MADRID (Reuters) - In the dying minutes of their Champions League semi-final second leg against Real Madrid, a thunderstorm rolled in and drenched Atletico Madrid’s Vicente Calderon stadium.
Atletico manager Diego Simeone relished it, roaring and urging the fans to raise their volume for the final stages of their fourth consecutive Champions League elimination by their neighbours.
At the end he raced on to the sodden pitch as if Atletico had won.
They did beat Real 2-1 on Wednesday but lost the tie 4-2 on aggregate. A fittingly glorious failure on the final European night their stadium since 1966 will play host to.
The 3-0 first-leg defeat gave Atletico little hope of a comeback, although in the days prior to the semi-final the Argentine coach and his players insisted they could overcome their city rivals and reach the Cardiff final.
The fans believed too, with over 500 appearing outside the team hotel the night before the game to show their support and the Calderon enjoying one of the loudest and most impressive atmospheres in its 51 years as Atletico’s stadium.
Next season they move to the Wanda Metropolitano, to the north-east of the city, away from their traditional stronghold, and it will take some doing to be anywhere near as intimidating a stadium for opponents.
However, Simeone has faith the fans will bring their new home to life.
“The emotions will move over. The same people that are here will be at the Metropolitano, the passion and hope is not negotiable,” he told reporters.
Real Madrid taunted Atletico with a banner display in last week’s first leg, reading
“Tell me how it feels”, making reference to their Champions League final victories over their city rivals in Lisbon (2014) and Milan (2016).
Atletico responded with a banner of their own. “Proud to not be like you” was their response. But when they leave the ramshackle, rusting but beloved Calderon, they will take a step closer to being like Real, one of Europe’s super-clubs with a state-of-the-art stadium to match.
The fans pushed the hosts on from the start and after 12 minutes Saul Niguez headed home. Antoine Griezmann added the second from the penalty spot four minutes later, sending the stadium into overdrive.
”The first 20 minutes of this magic night at the Calderon will be remembered forever,” Simeone said.
”We have to be proud of the players.
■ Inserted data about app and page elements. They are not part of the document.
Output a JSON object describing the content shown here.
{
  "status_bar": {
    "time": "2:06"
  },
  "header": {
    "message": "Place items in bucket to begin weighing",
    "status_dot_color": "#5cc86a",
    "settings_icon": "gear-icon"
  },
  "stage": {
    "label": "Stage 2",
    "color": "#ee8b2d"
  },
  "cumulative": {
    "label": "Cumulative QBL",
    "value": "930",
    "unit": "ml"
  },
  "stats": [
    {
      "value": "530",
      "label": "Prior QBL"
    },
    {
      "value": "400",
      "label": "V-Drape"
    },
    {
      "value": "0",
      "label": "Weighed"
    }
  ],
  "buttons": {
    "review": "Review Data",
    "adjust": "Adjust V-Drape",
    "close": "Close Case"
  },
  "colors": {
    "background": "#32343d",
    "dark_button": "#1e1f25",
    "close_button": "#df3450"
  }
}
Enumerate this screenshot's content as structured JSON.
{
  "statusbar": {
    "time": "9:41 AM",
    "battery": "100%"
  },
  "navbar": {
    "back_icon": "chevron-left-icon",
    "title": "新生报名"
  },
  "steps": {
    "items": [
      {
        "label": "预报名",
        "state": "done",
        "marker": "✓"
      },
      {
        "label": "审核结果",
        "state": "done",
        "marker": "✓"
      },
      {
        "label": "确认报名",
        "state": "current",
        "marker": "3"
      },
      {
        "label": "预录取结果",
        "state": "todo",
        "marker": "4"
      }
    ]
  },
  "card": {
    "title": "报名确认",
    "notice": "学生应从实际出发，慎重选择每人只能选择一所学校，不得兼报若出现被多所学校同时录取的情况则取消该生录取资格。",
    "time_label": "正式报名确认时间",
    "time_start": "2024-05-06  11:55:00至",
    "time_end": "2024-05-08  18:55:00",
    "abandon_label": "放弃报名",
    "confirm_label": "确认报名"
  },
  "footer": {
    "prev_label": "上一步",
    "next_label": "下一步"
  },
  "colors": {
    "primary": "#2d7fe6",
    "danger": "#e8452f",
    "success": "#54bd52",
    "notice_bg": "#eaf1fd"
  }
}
They kept hope, showing we weren’t talking for the sake of talking but because we believed.”
In his five-and-a-half seasons at the helm of Atletico, Simeone’s team have become worthy rivals for Real domestically. But European clashes remain the final, impossible hurdle.
Editing by Ed Osmond